Under a new Australian law, businesses can’t call or email employees after work hours
People down under will have the "right to disconnect."
Nothing can ruin your weekend quite like a text or an email from the boss while you’re enjoying your time off. Having a job where your boss can contact you all hours of the day, can create a constant feeling of stress that makes you feel like you’re never really off the clock.
That’s why Australia, the country with the 4th-best work-life balance in the world, is set to enact a new law that gives its employees the “right to disconnect.”
A parliamentary bill with the majority of support in the Senate and the blessing of Prime Minister Anthony Albanese gives workers the right to ignore unreasonable calls or messages from work without penalty. Employers that violate their employee's right to disconnect can be fined.
“What we are simply saying is that someone who isn’t being paid 24 hours a day shouldn’t be penalized if they’re not online and available 24 hours a day,” Albanese told reporters.
The Senate chamber erupts into applause to celebrate the passing of the Closing Loopholes bill into legislation — including the Greens’ right to disconnect amendment!— Barbara Pocock (@BarbaraPocock) February 8, 2024
A wonderful day for workers in Australia! pic.twitter.com/M5CkGMFA3c
When the law is passed, Australia will join several countries in the European Union including France and Spain that allow employees to turn off their phones and log out of their emails when they are off the clock.
Greens Party leader Adam Bandt believes the law protects people from working without pay. “Australians work an average of six weeks unpaid overtime each year,” Bandt said. “That time is yours.
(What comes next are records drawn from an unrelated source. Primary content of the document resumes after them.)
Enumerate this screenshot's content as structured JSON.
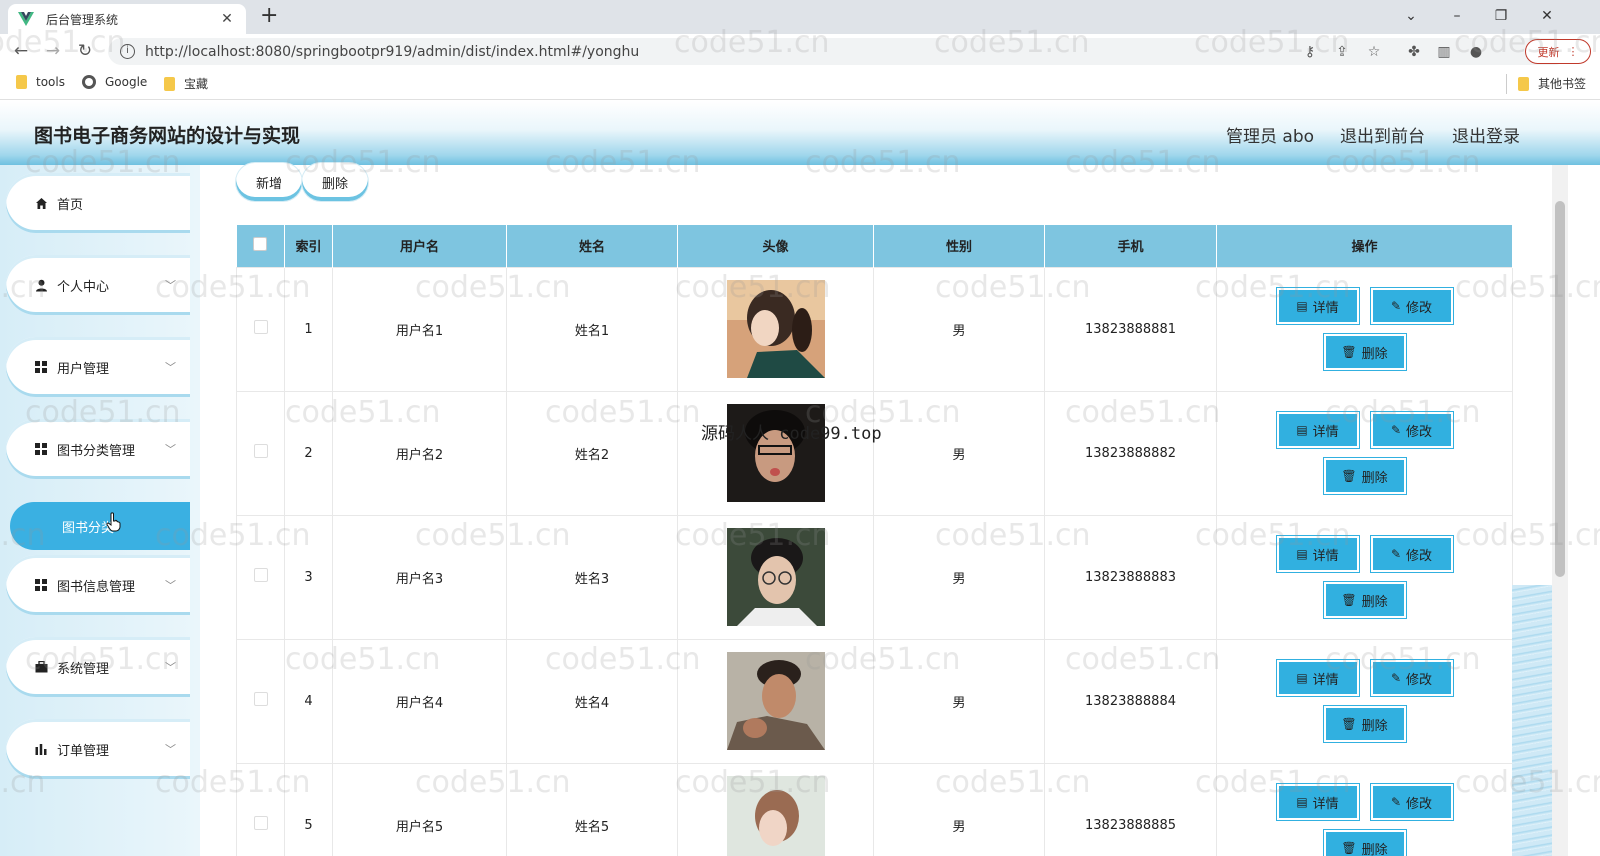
{
  "browser": {
    "tab_title": "后台管理系统",
    "url": "http://localhost:8080/springbootpr919/admin/dist/index.html#/yonghu",
    "update_label": "更新",
    "bookmarks": [
      "tools",
      "Google",
      "宝藏"
    ],
    "other_bookmarks": "其他书签"
  },
  "header": {
    "title": "图书电子商务网站的设计与实现",
    "admin_label": "管理员 abo",
    "front_label": "退出到前台",
    "logout_label": "退出登录"
  },
  "sidebar": {
    "items": [
      {
        "label": "首页",
        "icon": "home-icon"
      },
      {
        "label": "个人中心",
        "icon": "user-icon"
      },
      {
        "label": "用户管理",
        "icon": "grid-icon"
      },
      {
        "label": "图书分类管理",
        "icon": "grid-icon"
      },
      {
        "label": "图书信息管理",
        "icon": "grid-icon"
      },
      {
        "label": "系统管理",
        "icon": "briefcase-icon"
      },
      {
        "label": "订单管理",
        "icon": "bar-chart-icon"
      }
    ],
    "active_sub": "图书分类"
  },
  "actions": {
    "add_label": "新增",
    "delete_label": "删除"
  },
  "table": {
    "columns": [
      "索引",
      "用户名",
      "姓名",
      "头像",
      "性别",
      "手机",
      "操作"
    ],
    "rows": [
      {
        "index": "1",
        "username": "用户名1",
        "name": "姓名1",
        "gender": "男",
        "phone": "13823888881"
      },
      {
        "index": "2",
        "username": "用户名2",
        "name": "姓名2",
        "gender": "男",
        "phone": "13823888882"
      },
      {
        "index": "3",
        "username": "用户名3",
        "name": "姓名3",
        "gender": "男",
        "phone": "13823888883"
      },
      {
        "index": "4",
        "username": "用户名4",
        "name": "姓名4",
        "gender": "男",
        "phone": "13823888884"
      },
      {
        "index": "5",
        "username": "用户名5",
        "name": "姓名5",
        "gender": "男",
        "phone": "13823888885"
      }
    ],
    "detail_label": "详情",
    "edit_label": "修改",
    "delete_label": "删除"
  },
  "watermark": "code51.cn",
  "overlay": "源码人人 code99.top",
  "colors": {
    "accent": "#31b0e0",
    "table_header": "#7ec5e0",
    "active_menu": "#3ab0e2"
  }
}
Not your boss’.”
If you’ve been asked to answer an email, take a call, or edit a doc on your day off, then this one’s for you:— Adam Bandt (@AdamBandt) February 7, 2024
The Greens have just won you the Right to Disconnect.
Now, you’ll have the right to ignore your boss when you clock off.
Sydney resident Colvin Macpherson told Reuters it’s a “wonderful” idea. "We all need to relax, we all need to be able to switch off and not be disturbed by emails and phone calls in the middle of the night. Both of my kids are lawyers as well, so they work horrendous hours as it is and you get things coming in at night time," he said.
However, not everyone is over the moon about the law set to be voted on in the coming days. Australia's Chambers of Commerce released a joint statement saying that the new law is government overreach that will harm the country’s economy.
"Modern technology has provided flexibility to the workforce and many employees no longer need to sit behind a desk from nine to five," the statement said. "We cannot allow industrial relations laws to make it harder for hard-working business owners to generate the wealth we enjoy as a nation."
The new Australian law comes at a time when workers worldwide are beginning to feel that there has been an uneasy melding of their personal and professional lives. These days, anyone can be reached at any time via cell phone, email or messaging systems such as Slack, which causes many to feel they constantly have to be “on” all the time.
Further, for many, their office is at home, so there’s an increased expectation for them to work outside business hours.
Time will tell if right-to-disconnect laws are a way to promote healthy work-life balance while also ensuring that business can be run effectively. But it’s comforting to know that big countries are coming to believe that work-life balance should be a top priority.